#### [Task statement]
Using the records below, find every line that includes "средств" and copy it.

#####

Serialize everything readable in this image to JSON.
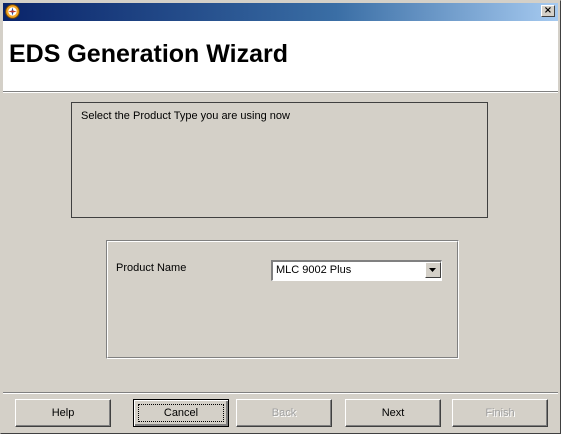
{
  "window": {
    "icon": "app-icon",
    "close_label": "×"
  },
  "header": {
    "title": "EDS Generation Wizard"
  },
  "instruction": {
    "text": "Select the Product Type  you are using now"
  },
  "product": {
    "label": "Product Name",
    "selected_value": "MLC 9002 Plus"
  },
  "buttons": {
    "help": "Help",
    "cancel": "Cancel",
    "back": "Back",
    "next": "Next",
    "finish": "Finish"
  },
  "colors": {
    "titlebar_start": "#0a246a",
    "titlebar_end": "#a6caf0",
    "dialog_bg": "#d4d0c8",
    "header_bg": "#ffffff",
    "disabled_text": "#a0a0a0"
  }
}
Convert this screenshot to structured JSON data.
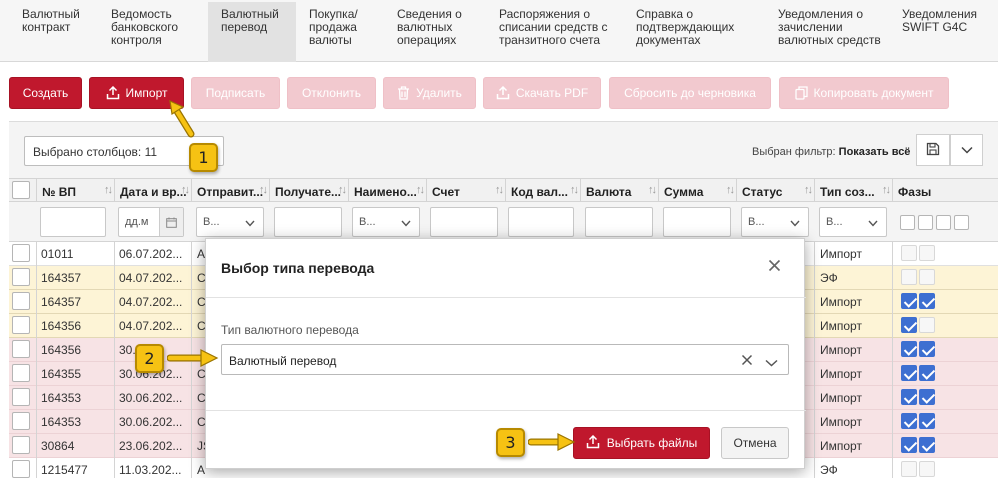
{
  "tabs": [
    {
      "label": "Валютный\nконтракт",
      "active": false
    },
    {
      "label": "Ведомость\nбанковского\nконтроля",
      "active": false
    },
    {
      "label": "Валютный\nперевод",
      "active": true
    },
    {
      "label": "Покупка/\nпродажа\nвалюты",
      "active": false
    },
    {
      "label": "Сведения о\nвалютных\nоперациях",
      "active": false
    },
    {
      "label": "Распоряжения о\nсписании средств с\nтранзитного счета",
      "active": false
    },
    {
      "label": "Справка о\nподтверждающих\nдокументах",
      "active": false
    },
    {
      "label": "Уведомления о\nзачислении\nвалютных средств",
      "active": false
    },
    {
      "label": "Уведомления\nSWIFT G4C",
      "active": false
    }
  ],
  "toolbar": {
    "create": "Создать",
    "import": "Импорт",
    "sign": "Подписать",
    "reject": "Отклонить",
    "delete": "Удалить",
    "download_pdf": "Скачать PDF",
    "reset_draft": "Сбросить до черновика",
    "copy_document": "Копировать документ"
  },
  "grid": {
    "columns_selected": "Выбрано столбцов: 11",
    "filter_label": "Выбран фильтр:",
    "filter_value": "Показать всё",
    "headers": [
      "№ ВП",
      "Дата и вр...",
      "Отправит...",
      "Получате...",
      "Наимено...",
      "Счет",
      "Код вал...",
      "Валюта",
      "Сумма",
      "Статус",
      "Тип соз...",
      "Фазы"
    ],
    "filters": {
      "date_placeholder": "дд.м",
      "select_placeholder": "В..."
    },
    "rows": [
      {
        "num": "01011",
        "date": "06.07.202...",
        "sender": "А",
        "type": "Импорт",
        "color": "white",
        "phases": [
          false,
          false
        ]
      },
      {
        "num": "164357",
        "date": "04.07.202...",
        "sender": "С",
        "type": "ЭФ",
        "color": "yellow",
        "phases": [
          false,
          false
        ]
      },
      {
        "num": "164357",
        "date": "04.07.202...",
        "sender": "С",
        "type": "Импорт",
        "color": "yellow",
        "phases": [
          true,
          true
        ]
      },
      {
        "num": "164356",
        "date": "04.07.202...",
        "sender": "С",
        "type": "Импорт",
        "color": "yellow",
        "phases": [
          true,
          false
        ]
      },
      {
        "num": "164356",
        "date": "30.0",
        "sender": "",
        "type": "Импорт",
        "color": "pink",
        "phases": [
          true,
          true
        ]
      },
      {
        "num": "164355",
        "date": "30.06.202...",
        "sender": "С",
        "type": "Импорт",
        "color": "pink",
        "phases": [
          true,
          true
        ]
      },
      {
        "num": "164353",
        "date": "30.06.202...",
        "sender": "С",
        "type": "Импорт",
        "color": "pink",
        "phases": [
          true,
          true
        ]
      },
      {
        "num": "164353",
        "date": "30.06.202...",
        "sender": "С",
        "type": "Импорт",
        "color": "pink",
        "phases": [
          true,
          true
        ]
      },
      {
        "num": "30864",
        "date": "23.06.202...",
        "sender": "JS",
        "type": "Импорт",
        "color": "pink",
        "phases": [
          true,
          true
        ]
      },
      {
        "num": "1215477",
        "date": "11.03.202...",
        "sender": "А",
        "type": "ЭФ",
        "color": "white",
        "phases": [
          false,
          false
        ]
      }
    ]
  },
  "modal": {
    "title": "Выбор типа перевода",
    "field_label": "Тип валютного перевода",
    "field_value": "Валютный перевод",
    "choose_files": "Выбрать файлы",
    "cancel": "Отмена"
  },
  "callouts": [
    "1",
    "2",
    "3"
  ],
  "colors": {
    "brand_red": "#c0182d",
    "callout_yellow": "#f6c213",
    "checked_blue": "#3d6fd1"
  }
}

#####

#### [Response to the exercise]
      "label": "Распоряжения о\nсписании средств с\nтранзитного счета",
      "label": "Уведомления о\nзачислении\nвалютных средств",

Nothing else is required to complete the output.